Material for this exercise =>
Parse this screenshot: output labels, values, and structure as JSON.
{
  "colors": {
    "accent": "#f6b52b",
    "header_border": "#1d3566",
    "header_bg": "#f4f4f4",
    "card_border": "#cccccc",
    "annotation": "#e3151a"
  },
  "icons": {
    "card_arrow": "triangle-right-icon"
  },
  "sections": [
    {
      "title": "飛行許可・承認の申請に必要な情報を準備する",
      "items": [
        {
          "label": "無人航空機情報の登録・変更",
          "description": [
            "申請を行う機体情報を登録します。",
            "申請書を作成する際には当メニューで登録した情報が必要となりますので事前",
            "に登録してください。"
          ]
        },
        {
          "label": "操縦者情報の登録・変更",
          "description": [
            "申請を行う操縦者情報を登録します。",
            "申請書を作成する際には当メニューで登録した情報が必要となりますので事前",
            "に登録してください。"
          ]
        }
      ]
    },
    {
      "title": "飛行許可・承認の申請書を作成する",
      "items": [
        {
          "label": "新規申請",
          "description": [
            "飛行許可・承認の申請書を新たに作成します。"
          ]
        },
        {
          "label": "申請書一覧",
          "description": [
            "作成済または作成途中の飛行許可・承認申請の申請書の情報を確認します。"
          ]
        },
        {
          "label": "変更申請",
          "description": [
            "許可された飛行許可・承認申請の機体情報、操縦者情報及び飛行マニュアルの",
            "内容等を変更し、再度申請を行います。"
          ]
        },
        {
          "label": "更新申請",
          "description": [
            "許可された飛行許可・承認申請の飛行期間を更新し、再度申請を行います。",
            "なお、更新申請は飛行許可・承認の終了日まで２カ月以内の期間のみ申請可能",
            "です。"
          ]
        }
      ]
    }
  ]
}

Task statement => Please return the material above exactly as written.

Task result =>
Parse this screenshot: output labels, values, and structure as JSON.
{
  "colors": {
    "accent": "#f6b52b",
    "header_border": "#1d3566",
    "header_bg": "#f4f4f4",
    "card_border": "#cccccc",
    "annotation": "#e3151a"
  },
  "icons": {
    "card_arrow": "triangle-right-icon"
  },
  "sections": [
    {
      "title": "飛行許可・承認の申請に必要な情報を準備する",
      "items": [
        {
          "label": "無人航空機情報の登録・変更",
          "description": [
            "申請を行う機体情報を登録します。",
            "申請書を作成する際には当メニューで登録した情報が必要となりますので事前",
            "に登録してください。"
          ]
        },
        {
          "label": "操縦者情報の登録・変更",
          "description": [
            "申請を行う操縦者情報を登録します。",
            "申請書を作成する際には当メニューで登録した情報が必要となりますので事前",
            "に登録してください。"
          ]
        }
      ]
    },
    {
      "title": "飛行許可・承認の申請書を作成する",
      "items": [
        {
          "label": "新規申請",
          "description": [
            "飛行許可・承認の申請書を新たに作成します。"
          ]
        },
        {
          "label": "申請書一覧",
          "description": [
            "作成済または作成途中の飛行許可・承認申請の申請書の情報を確認します。"
          ]
        },
        {
          "label": "変更申請",
          "description": [
            "許可された飛行許可・承認申請の機体情報、操縦者情報及び飛行マニュアルの",
            "内容等を変更し、再度申請を行います。"
          ]
        },
        {
          "label": "更新申請",
          "description": [
            "許可された飛行許可・承認申請の飛行期間を更新し、再度申請を行います。",
            "なお、更新申請は飛行許可・承認の終了日まで２カ月以内の期間のみ申請可能",
            "です。"
          ]
        }
      ]
    }
  ]
}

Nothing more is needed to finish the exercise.